For those of you who know Anthony Cumia from his radio career, you will agree that he is not a saint. Depending on his mood when hitting the air, no one is a soft target. His mouth has gotten him in trouble in the past, as it is all part of being a “shock jock.” It is his opinions that people pay to hear, and those people span all races. So is it justifiable to fire someone over words that didn’t even take place at his job, especially considering that Sirius has paid him to say worse in the past? No, it is not — it is just another case of how quick people are to disassociate themselves with any political incorrectness regardless of the back story which does tend to skew more in the direction of once minorities.

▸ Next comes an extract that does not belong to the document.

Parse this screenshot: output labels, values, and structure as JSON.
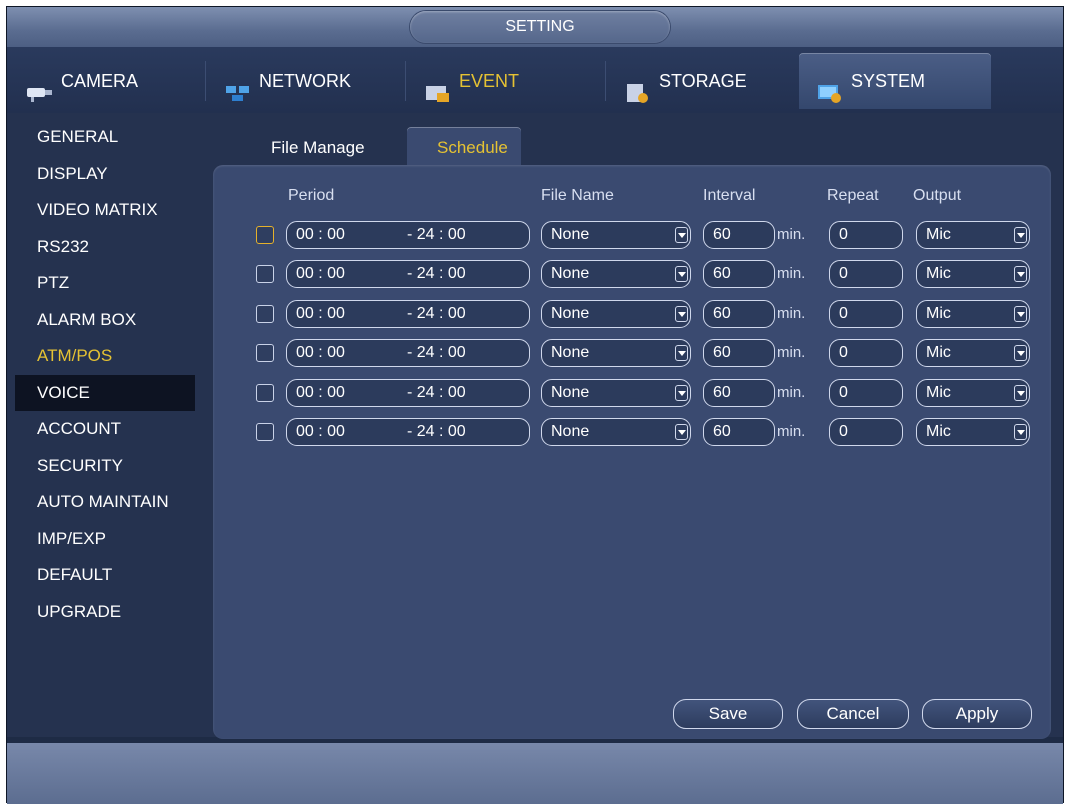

You heard the story about the black woman who was called a bunch of names, which was turned in to a racial argument leading to the end of a person’s career, but did you hear the one about the white man who was physically and verbally assaulted by a black woman who walked away consequence-free? Chances are, you haven’t and never will, at least in regard to this situation. Equality means on all plains, not just the ones that make a better headline — and until we learn the difference between actual racism and the exploitation of a situation, there will continue to be unease for everyone.
It literally feels as if I’m in a blender these days with work, freelance and you know, regular life stuff. I guess the one thing you cannot prepare for, is how fast the days go the older you get. As busy as I have been though, the writing I have been doing has not stopped, it has however shifted in direction a little though. These days I feel as if I am hitting a creative stride, out side of my usual comfort zone thanks to TheBlot.com.
TheBlot is an Arts and Entertainment blog that has given me voice in areas I have not had one previously. This does not mean that I will be giving up on writing about advertising, marketing and design, but rather I will be adding both entertainment and social issues to my body of work as well. In fact, I have already started and now that I am a little ahead of the curve, I can start sharing some of those stories on my blog as well. Finally, an update on my own site!
So, as I continue to write for this new outlet, the stories will eventually show up here on my blog, under the above menu item cleverly named “TheBlot.” As for what to expect there? Well to date there is a variety of articles covering topics such as racism to book banning and a whole lot in between. I have been VERY fortunate to have the viewership I’ve had to this point on these most recent stories, and felt it was only right to share them with the people who have been following me through my personal blog. Thank you to all of those who take the time to read my ranting’s, you are all greatly appreciated and are the motivation that keeps me going, even when things get insane!